Source material ▸
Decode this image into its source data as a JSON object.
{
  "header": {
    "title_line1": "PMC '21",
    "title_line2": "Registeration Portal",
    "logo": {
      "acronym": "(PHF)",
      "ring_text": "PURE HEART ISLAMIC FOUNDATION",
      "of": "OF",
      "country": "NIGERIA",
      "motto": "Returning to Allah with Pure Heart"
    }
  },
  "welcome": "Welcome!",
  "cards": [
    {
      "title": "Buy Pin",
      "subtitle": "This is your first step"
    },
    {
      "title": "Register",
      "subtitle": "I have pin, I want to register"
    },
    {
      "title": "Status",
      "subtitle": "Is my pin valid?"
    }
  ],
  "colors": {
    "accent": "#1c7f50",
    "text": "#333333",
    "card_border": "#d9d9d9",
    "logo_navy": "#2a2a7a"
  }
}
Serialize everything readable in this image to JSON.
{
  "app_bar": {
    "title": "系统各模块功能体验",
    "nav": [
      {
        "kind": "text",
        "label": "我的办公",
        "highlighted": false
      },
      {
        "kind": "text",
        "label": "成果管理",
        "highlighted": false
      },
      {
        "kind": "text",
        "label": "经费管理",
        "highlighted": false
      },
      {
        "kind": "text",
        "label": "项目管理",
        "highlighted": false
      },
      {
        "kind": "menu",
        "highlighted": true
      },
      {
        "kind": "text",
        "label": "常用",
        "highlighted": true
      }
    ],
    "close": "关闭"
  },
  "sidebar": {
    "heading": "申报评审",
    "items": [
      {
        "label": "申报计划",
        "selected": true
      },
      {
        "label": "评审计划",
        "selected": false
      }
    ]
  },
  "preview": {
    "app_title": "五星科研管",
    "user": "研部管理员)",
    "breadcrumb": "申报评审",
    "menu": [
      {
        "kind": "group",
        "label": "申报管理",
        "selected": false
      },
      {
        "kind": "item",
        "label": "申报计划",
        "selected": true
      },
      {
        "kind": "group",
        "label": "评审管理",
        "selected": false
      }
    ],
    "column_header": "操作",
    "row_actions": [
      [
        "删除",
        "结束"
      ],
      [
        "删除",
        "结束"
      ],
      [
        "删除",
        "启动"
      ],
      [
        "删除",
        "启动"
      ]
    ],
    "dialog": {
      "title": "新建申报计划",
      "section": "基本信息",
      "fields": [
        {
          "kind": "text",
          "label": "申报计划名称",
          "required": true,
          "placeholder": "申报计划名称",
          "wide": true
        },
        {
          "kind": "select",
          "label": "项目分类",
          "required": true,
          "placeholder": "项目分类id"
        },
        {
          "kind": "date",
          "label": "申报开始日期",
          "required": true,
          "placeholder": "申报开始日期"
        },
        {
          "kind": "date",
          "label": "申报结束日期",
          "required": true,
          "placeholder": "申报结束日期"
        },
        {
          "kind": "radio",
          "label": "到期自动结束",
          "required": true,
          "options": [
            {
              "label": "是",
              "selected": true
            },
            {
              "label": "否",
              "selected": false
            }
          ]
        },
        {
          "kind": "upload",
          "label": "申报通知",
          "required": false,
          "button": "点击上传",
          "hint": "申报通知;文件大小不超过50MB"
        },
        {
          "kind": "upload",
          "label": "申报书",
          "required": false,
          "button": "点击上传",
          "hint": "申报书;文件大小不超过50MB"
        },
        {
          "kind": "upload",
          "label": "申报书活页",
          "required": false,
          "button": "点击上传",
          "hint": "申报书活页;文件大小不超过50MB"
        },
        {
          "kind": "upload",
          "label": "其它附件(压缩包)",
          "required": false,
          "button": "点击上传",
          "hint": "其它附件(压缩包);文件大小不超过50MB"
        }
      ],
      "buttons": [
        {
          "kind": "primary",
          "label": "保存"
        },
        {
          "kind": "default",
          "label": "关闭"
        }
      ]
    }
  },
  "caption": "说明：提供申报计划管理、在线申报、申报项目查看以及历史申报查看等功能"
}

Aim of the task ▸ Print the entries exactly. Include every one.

Written response ▸
Decode this image into its source data as a JSON object.
{
  "header": {
    "title_line1": "PMC '21",
    "title_line2": "Registeration Portal",
    "logo": {
      "acronym": "(PHF)",
      "ring_text": "PURE HEART ISLAMIC FOUNDATION",
      "of": "OF",
      "country": "NIGERIA",
      "motto": "Returning to Allah with Pure Heart"
    }
  },
  "welcome": "Welcome!",
  "cards": [
    {
      "title": "Buy Pin",
      "subtitle": "This is your first step"
    },
    {
      "title": "Register",
      "subtitle": "I have pin, I want to register"
    },
    {
      "title": "Status",
      "subtitle": "Is my pin valid?"
    }
  ],
  "colors": {
    "accent": "#1c7f50",
    "text": "#333333",
    "card_border": "#d9d9d9",
    "logo_navy": "#2a2a7a"
  }
}
Serialize everything readable in this image to JSON.
{
  "app_bar": {
    "title": "系统各模块功能体验",
    "nav": [
      {
        "kind": "text",
        "label": "我的办公",
        "highlighted": false
      },
      {
        "kind": "text",
        "label": "成果管理",
        "highlighted": false
      },
      {
        "kind": "text",
        "label": "经费管理",
        "highlighted": false
      },
      {
        "kind": "text",
        "label": "项目管理",
        "highlighted": false
      },
      {
        "kind": "menu",
        "highlighted": true
      },
      {
        "kind": "text",
        "label": "常用",
        "highlighted": true
      }
    ],
    "close": "关闭"
  },
  "sidebar": {
    "heading": "申报评审",
    "items": [
      {
        "label": "申报计划",
        "selected": true
      },
      {
        "label": "评审计划",
        "selected": false
      }
    ]
  },
  "preview": {
    "app_title": "五星科研管",
    "user": "研部管理员)",
    "breadcrumb": "申报评审",
    "menu": [
      {
        "kind": "group",
        "label": "申报管理",
        "selected": false
      },
      {
        "kind": "item",
        "label": "申报计划",
        "selected": true
      },
      {
        "kind": "group",
        "label": "评审管理",
        "selected": false
      }
    ],
    "column_header": "操作",
    "row_actions": [
      [
        "删除",
        "结束"
      ],
      [
        "删除",
        "结束"
      ],
      [
        "删除",
        "启动"
      ],
      [
        "删除",
        "启动"
      ]
    ],
    "dialog": {
      "title": "新建申报计划",
      "section": "基本信息",
      "fields": [
        {
          "kind": "text",
          "label": "申报计划名称",
          "required": true,
          "placeholder": "申报计划名称",
          "wide": true
        },
        {
          "kind": "select",
          "label": "项目分类",
          "required": true,
          "placeholder": "项目分类id"
        },
        {
          "kind": "date",
          "label": "申报开始日期",
          "required": true,
          "placeholder": "申报开始日期"
        },
        {
          "kind": "date",
          "label": "申报结束日期",
          "required": true,
          "placeholder": "申报结束日期"
        },
        {
          "kind": "radio",
          "label": "到期自动结束",
          "required": true,
          "options": [
            {
              "label": "是",
              "selected": true
            },
            {
              "label": "否",
              "selected": false
            }
          ]
        },
        {
          "kind": "upload",
          "label": "申报通知",
          "required": false,
          "button": "点击上传",
          "hint": "申报通知;文件大小不超过50MB"
        },
        {
          "kind": "upload",
          "label": "申报书",
          "required": false,
          "button": "点击上传",
          "hint": "申报书;文件大小不超过50MB"
        },
        {
          "kind": "upload",
          "label": "申报书活页",
          "required": false,
          "button": "点击上传",
          "hint": "申报书活页;文件大小不超过50MB"
        },
        {
          "kind": "upload",
          "label": "其它附件(压缩包)",
          "required": false,
          "button": "点击上传",
          "hint": "其它附件(压缩包);文件大小不超过50MB"
        }
      ],
      "buttons": [
        {
          "kind": "primary",
          "label": "保存"
        },
        {
          "kind": "default",
          "label": "关闭"
        }
      ]
    }
  },
  "caption": "说明：提供申报计划管理、在线申报、申报项目查看以及历史申报查看等功能"
}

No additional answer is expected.